Randy L. Wehling and David L. Wetzel

Abstract: Samples were extracted with 0.1N-H2SO4 and the extracts were incubated with Clarase fungal amylase preparation in aqueous Na acetate at 55°C for 1 h. After centrifugation, the supernatant solution was filtered and analyzed by HPLC on a column (25 cm x 4.6 mm) of µBondapak C18 with a mobile phase (1 mL min-1) of methanol - water - acetic acid (30:69:1) containing 5 mM Na hexanesulfonate. Pyridoxine(I) and riboflavine(II) were determined by fluorimetric detection at 418 nm (excitation at 288 nm). Thiamine(III) was determined by post-column derivatization with alkaline Fe(CN)63- solution and detection at 460 nm (excitation at 360 nm). The limit of detection was 2 µg g-1 for I and <1 µg g-1 for II and III. The coefficient of variation obtained were 1.66, 1.51 and 2.06% for I, II and III, respectively. Good correlation (r = 0.998) was obtained with a wet-chemical fluorescence procedure, but the HPLC method was more accurate for samples containing sucrose.
Pyridoxine Riboflavine Thiamine HPLC Fluorescence Post-column derivatization

"Flow Injection Analysis Of Phytic Acid By A Modified Molybdenum Blue Method"
Phytochem. Anal. 1998 Volume 9, Issue 3 Pages 119-123
Minori Kamaya*, Tomohiro Furuki, Kunio Nagagshima

Abstract: A simple and rapid flow injection analysis (FIA) of phytic acid in cereal food samples is reported based on a modified molybdenum blue method. The interference from inorganic phosphate ion was eliminated by using an anion exchange resin.

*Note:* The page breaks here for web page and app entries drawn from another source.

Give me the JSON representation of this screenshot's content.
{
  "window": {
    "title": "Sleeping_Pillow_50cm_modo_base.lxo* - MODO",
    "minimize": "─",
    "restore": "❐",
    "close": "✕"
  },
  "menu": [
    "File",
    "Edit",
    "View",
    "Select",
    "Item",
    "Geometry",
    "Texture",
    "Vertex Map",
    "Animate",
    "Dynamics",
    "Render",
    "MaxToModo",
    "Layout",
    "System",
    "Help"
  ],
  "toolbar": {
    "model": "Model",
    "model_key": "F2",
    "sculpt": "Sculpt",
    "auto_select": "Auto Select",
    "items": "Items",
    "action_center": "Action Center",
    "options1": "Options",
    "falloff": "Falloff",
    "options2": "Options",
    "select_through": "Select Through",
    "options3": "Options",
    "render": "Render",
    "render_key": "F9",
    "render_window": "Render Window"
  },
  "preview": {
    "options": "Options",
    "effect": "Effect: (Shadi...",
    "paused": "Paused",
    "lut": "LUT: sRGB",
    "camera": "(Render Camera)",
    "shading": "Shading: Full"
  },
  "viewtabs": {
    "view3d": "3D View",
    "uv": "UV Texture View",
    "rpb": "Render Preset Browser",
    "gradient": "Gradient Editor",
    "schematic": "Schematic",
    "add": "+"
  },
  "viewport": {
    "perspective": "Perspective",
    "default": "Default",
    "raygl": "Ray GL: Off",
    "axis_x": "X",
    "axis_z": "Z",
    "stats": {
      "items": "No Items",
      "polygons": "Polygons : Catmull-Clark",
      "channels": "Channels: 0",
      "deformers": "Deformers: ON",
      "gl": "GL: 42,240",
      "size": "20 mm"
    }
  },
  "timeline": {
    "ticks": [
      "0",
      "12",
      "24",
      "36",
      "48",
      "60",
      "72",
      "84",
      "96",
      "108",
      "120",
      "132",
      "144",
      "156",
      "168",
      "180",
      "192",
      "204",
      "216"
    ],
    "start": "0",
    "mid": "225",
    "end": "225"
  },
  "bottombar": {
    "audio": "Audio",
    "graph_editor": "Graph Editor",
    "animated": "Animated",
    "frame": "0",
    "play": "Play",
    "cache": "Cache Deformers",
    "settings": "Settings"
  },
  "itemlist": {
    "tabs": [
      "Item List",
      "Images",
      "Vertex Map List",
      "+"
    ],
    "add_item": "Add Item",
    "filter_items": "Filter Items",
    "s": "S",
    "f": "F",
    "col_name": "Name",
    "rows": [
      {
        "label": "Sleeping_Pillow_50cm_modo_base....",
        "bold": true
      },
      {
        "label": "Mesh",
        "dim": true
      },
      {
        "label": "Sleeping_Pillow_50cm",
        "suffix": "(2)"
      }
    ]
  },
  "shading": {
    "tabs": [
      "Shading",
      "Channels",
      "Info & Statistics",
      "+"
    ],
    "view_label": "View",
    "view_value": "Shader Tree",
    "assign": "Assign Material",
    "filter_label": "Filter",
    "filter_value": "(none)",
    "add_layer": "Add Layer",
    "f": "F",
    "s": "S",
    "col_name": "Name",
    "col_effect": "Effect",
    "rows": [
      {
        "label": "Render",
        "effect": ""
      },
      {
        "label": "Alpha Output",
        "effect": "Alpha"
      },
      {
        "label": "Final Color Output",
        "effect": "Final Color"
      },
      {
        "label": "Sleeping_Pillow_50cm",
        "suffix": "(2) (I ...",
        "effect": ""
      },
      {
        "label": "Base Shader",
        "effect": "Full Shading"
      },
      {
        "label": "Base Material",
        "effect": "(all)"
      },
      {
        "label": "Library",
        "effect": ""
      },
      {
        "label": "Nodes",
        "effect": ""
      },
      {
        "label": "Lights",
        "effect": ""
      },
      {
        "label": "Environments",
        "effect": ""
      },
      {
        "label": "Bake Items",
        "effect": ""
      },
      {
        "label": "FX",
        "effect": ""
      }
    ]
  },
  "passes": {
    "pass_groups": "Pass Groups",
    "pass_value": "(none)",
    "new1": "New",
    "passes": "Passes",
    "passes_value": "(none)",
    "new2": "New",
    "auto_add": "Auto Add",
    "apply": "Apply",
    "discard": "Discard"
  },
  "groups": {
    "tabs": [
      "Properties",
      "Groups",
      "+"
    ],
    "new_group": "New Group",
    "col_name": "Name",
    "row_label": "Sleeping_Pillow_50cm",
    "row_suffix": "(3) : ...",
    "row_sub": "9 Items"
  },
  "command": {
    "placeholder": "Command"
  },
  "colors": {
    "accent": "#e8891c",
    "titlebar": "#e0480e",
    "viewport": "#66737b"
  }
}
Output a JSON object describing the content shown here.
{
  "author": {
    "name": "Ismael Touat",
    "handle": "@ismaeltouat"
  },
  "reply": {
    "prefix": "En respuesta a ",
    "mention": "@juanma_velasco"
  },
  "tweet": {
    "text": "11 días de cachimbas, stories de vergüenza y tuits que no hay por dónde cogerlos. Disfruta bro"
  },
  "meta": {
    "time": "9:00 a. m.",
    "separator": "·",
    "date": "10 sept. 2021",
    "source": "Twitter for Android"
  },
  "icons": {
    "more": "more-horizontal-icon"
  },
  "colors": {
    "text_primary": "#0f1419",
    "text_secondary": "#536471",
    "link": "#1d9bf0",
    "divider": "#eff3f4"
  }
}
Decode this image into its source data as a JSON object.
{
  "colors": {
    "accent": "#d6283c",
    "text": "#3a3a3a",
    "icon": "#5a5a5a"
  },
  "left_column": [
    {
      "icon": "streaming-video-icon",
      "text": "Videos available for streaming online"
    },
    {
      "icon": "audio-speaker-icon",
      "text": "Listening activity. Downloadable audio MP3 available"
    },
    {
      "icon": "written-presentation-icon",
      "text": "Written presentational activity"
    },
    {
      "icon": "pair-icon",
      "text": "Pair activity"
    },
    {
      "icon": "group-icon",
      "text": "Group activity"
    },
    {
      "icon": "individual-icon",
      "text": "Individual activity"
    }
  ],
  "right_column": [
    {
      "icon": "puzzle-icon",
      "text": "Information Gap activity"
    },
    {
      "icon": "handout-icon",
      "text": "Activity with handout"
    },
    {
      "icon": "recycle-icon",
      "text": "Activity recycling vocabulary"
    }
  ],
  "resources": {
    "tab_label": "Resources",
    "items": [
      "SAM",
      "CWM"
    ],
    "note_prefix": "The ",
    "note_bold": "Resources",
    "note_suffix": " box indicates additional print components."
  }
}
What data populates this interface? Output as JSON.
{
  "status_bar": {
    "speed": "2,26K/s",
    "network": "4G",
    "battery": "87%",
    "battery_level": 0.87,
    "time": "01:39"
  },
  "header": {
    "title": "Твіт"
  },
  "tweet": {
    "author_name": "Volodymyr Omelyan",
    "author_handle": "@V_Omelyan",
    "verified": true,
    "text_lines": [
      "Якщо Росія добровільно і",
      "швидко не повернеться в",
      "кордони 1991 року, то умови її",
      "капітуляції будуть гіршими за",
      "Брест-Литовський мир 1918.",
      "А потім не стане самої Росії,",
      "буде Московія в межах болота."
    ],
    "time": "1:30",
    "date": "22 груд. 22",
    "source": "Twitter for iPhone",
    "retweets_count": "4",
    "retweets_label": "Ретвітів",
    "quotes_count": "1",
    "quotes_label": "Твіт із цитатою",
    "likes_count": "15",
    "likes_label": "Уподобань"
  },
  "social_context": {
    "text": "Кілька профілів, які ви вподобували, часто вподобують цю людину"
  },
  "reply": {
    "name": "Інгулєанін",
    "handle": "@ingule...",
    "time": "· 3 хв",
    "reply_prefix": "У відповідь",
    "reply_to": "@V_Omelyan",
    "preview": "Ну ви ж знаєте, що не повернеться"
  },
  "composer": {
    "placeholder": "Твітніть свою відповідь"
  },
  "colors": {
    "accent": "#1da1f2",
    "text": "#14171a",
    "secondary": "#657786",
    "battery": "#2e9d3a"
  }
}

The samples treated with the ion exchangers were analyzed using an FIA system at a sampling rate of 60 samples per h, and the determination showed a working range from 0.05 to 2.0 x 10^-3 M of phytic acid. The method was highly reproducible for measuring phytate in food material and proved to be more rapid than conventional methods.
Phytic acid Ion exchange Spectrophotometry Interferences Method comparison